_Prompt_:
Retype the records in full, exactly as they stand.

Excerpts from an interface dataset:
────────────────
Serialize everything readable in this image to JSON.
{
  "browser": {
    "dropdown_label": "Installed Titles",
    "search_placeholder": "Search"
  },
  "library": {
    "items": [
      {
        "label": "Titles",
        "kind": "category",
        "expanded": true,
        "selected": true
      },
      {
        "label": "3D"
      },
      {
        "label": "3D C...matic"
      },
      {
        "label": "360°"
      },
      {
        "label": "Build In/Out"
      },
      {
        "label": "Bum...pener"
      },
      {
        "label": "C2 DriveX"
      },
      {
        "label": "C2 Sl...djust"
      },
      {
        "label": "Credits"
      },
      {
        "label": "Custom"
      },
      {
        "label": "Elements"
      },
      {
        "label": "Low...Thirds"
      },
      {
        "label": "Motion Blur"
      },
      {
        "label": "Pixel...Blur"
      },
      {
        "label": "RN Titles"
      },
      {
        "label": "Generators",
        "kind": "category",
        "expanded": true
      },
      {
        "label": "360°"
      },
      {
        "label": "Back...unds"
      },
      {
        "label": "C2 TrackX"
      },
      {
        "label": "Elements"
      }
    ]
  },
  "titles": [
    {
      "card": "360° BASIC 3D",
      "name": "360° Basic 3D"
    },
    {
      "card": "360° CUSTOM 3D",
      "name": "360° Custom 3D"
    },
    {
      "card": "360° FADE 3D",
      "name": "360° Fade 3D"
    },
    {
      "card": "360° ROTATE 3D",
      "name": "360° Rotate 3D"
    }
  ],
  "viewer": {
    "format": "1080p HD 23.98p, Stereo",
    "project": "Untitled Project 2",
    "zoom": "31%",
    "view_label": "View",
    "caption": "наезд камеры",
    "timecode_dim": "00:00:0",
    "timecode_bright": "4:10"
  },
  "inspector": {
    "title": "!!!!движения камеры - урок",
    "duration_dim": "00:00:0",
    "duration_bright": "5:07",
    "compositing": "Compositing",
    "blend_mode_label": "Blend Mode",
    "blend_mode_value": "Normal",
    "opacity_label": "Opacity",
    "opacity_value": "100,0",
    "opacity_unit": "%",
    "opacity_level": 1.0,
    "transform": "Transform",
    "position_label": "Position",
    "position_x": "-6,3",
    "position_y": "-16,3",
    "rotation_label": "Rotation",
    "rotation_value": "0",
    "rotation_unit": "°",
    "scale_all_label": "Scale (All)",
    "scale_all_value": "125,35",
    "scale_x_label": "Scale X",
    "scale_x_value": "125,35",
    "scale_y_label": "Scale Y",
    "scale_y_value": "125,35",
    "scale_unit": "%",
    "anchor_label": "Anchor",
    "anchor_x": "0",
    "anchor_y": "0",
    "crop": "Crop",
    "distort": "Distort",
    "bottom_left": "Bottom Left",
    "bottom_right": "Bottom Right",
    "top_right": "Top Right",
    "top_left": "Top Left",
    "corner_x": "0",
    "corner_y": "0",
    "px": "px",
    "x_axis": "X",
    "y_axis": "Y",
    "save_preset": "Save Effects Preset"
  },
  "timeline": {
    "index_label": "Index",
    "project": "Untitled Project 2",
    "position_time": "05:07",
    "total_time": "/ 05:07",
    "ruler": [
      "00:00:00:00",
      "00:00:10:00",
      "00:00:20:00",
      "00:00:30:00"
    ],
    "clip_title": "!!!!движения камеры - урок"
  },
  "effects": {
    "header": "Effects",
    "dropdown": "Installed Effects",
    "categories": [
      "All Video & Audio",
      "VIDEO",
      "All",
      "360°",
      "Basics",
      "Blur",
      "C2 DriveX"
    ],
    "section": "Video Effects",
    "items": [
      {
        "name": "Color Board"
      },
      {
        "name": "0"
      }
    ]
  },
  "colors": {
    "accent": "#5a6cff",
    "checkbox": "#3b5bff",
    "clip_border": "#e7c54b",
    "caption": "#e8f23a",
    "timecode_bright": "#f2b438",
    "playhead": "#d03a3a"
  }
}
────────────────
_Problem solution_:
Serialize everything readable in this image to JSON.
{
  "browser": {
    "dropdown_label": "Installed Titles",
    "search_placeholder": "Search"
  },
  "library": {
    "items": [
      {
        "label": "Titles",
        "kind": "category",
        "expanded": true,
        "selected": true
      },
      {
        "label": "3D"
      },
      {
        "label": "3D C...matic"
      },
      {
        "label": "360°"
      },
      {
        "label": "Build In/Out"
      },
      {
        "label": "Bum...pener"
      },
      {
        "label": "C2 DriveX"
      },
      {
        "label": "C2 Sl...djust"
      },
      {
        "label": "Credits"
      },
      {
        "label": "Custom"
      },
      {
        "label": "Elements"
      },
      {
        "label": "Low...Thirds"
      },
      {
        "label": "Motion Blur"
      },
      {
        "label": "Pixel...Blur"
      },
      {
        "label": "RN Titles"
      },
      {
        "label": "Generators",
        "kind": "category",
        "expanded": true
      },
      {
        "label": "360°"
      },
      {
        "label": "Back...unds"
      },
      {
        "label": "C2 TrackX"
      },
      {
        "label": "Elements"
      }
    ]
  },
  "titles": [
    {
      "card": "360° BASIC 3D",
      "name": "360° Basic 3D"
    },
    {
      "card": "360° CUSTOM 3D",
      "name": "360° Custom 3D"
    },
    {
      "card": "360° FADE 3D",
      "name": "360° Fade 3D"
    },
    {
      "card": "360° ROTATE 3D",
      "name": "360° Rotate 3D"
    }
  ],
  "viewer": {
    "format": "1080p HD 23.98p, Stereo",
    "project": "Untitled Project 2",
    "zoom": "31%",
    "view_label": "View",
    "caption": "наезд камеры",
    "timecode_dim": "00:00:0",
    "timecode_bright": "4:10"
  },
  "inspector": {
    "title": "!!!!движения камеры - урок",
    "duration_dim": "00:00:0",
    "duration_bright": "5:07",
    "compositing": "Compositing",
    "blend_mode_label": "Blend Mode",
    "blend_mode_value": "Normal",
    "opacity_label": "Opacity",
    "opacity_value": "100,0",
    "opacity_unit": "%",
    "opacity_level": 1.0,
    "transform": "Transform",
    "position_label": "Position",
    "position_x": "-6,3",
    "position_y": "-16,3",
    "rotation_label": "Rotation",
    "rotation_value": "0",
    "rotation_unit": "°",
    "scale_all_label": "Scale (All)",
    "scale_all_value": "125,35",
    "scale_x_label": "Scale X",
    "scale_x_value": "125,35",
    "scale_y_label": "Scale Y",
    "scale_y_value": "125,35",
    "scale_unit": "%",
    "anchor_label": "Anchor",
    "anchor_x": "0",
    "anchor_y": "0",
    "crop": "Crop",
    "distort": "Distort",
    "bottom_left": "Bottom Left",
    "bottom_right": "Bottom Right",
    "top_right": "Top Right",
    "top_left": "Top Left",
    "corner_x": "0",
    "corner_y": "0",
    "px": "px",
    "x_axis": "X",
    "y_axis": "Y",
    "save_preset": "Save Effects Preset"
  },
  "timeline": {
    "index_label": "Index",
    "project": "Untitled Project 2",
    "position_time": "05:07",
    "total_time": "/ 05:07",
    "ruler": [
      "00:00:00:00",
      "00:00:10:00",
      "00:00:20:00",
      "00:00:30:00"
    ],
    "clip_title": "!!!!движения камеры - урок"
  },
  "effects": {
    "header": "Effects",
    "dropdown": "Installed Effects",
    "categories": [
      "All Video & Audio",
      "VIDEO",
      "All",
      "360°",
      "Basics",
      "Blur",
      "C2 DriveX"
    ],
    "section": "Video Effects",
    "items": [
      {
        "name": "Color Board"
      },
      {
        "name": "0"
      }
    ]
  },
  "colors": {
    "accent": "#5a6cff",
    "checkbox": "#3b5bff",
    "clip_border": "#e7c54b",
    "caption": "#e8f23a",
    "timecode_bright": "#f2b438",
    "playhead": "#d03a3a"
  }
}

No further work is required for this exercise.